Your output must hold every entry exactly as written and none of the pictures.
[Opening Supplied material section]
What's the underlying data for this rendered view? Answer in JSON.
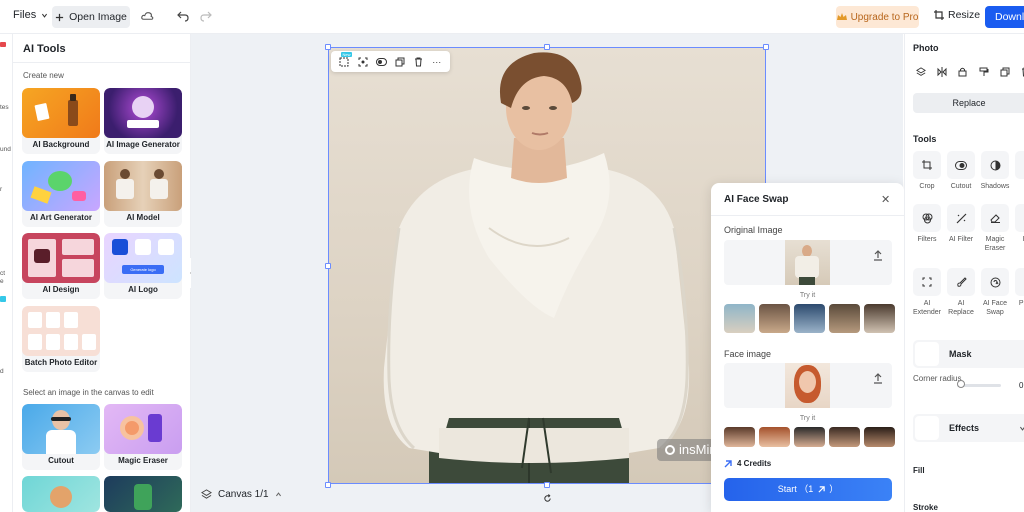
{
  "topbar": {
    "files_label": "Files",
    "open_image_label": "Open Image",
    "upgrade_label": "Upgrade to Pro",
    "resize_label": "Resize",
    "download_label": "Download"
  },
  "rail": {
    "items": [
      "tes",
      "und",
      "r",
      "ct",
      "e",
      "d"
    ]
  },
  "ai_tools": {
    "title": "AI Tools",
    "section_create": "Create new",
    "section_edit": "Select an image in the canvas to edit",
    "cards": [
      {
        "label": "AI Background"
      },
      {
        "label": "AI Image Generator"
      },
      {
        "label": "AI Art Generator"
      },
      {
        "label": "AI Model"
      },
      {
        "label": "AI Design"
      },
      {
        "label": "AI Logo"
      },
      {
        "label": "Batch Photo Editor"
      },
      {
        "label": "Cutout"
      },
      {
        "label": "Magic Eraser"
      }
    ],
    "ai_logo_button_text": "Generate logo"
  },
  "canvas": {
    "watermark_text": "insMind",
    "new_badge": "New",
    "canvas_switch_label": "Canvas 1/1"
  },
  "face_swap": {
    "title": "AI Face Swap",
    "original_label": "Original Image",
    "face_label": "Face image",
    "try_it": "Try it",
    "credits": "4 Credits",
    "start_label": "Start （1",
    "upload_icon": "upload-icon"
  },
  "props": {
    "photo_heading": "Photo",
    "replace_label": "Replace",
    "tools_heading": "Tools",
    "tools": [
      {
        "label": "Crop"
      },
      {
        "label": "Cutout"
      },
      {
        "label": "Shadows"
      },
      {
        "label": "Ad"
      },
      {
        "label": "Filters"
      },
      {
        "label": "AI Filter"
      },
      {
        "label": "Magic Eraser"
      },
      {
        "label": "Enh"
      },
      {
        "label": "AI Extender"
      },
      {
        "label": "AI Replace"
      },
      {
        "label": "AI Face Swap"
      },
      {
        "label": "Pro co"
      }
    ],
    "mask_label": "Mask",
    "corner_radius_label": "Corner radius",
    "corner_radius_value": "0",
    "effects_label": "Effects",
    "fill_label": "Fill",
    "stroke_label": "Stroke"
  },
  "colors": {
    "accent": "#1a5cf0",
    "upgrade_bg": "#fde8d5",
    "upgrade_text": "#b8661c",
    "selection": "#6b8cff"
  }
}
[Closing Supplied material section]
Solution for this exercise:
What's the underlying data for this rendered view? Answer in JSON.
{
  "topbar": {
    "files_label": "Files",
    "open_image_label": "Open Image",
    "upgrade_label": "Upgrade to Pro",
    "resize_label": "Resize",
    "download_label": "Download"
  },
  "rail": {
    "items": [
      "tes",
      "und",
      "r",
      "ct",
      "e",
      "d"
    ]
  },
  "ai_tools": {
    "title": "AI Tools",
    "section_create": "Create new",
    "section_edit": "Select an image in the canvas to edit",
    "cards": [
      {
        "label": "AI Background"
      },
      {
        "label": "AI Image Generator"
      },
      {
        "label": "AI Art Generator"
      },
      {
        "label": "AI Model"
      },
      {
        "label": "AI Design"
      },
      {
        "label": "AI Logo"
      },
      {
        "label": "Batch Photo Editor"
      },
      {
        "label": "Cutout"
      },
      {
        "label": "Magic Eraser"
      }
    ],
    "ai_logo_button_text": "Generate logo"
  },
  "canvas": {
    "watermark_text": "insMind",
    "new_badge": "New",
    "canvas_switch_label": "Canvas 1/1"
  },
  "face_swap": {
    "title": "AI Face Swap",
    "original_label": "Original Image",
    "face_label": "Face image",
    "try_it": "Try it",
    "credits": "4 Credits",
    "start_label": "Start （1",
    "upload_icon": "upload-icon"
  },
  "props": {
    "photo_heading": "Photo",
    "replace_label": "Replace",
    "tools_heading": "Tools",
    "tools": [
      {
        "label": "Crop"
      },
      {
        "label": "Cutout"
      },
      {
        "label": "Shadows"
      },
      {
        "label": "Ad"
      },
      {
        "label": "Filters"
      },
      {
        "label": "AI Filter"
      },
      {
        "label": "Magic Eraser"
      },
      {
        "label": "Enh"
      },
      {
        "label": "AI Extender"
      },
      {
        "label": "AI Replace"
      },
      {
        "label": "AI Face Swap"
      },
      {
        "label": "Pro co"
      }
    ],
    "mask_label": "Mask",
    "corner_radius_label": "Corner radius",
    "corner_radius_value": "0",
    "effects_label": "Effects",
    "fill_label": "Fill",
    "stroke_label": "Stroke"
  },
  "colors": {
    "accent": "#1a5cf0",
    "upgrade_bg": "#fde8d5",
    "upgrade_text": "#b8661c",
    "selection": "#6b8cff"
  }
}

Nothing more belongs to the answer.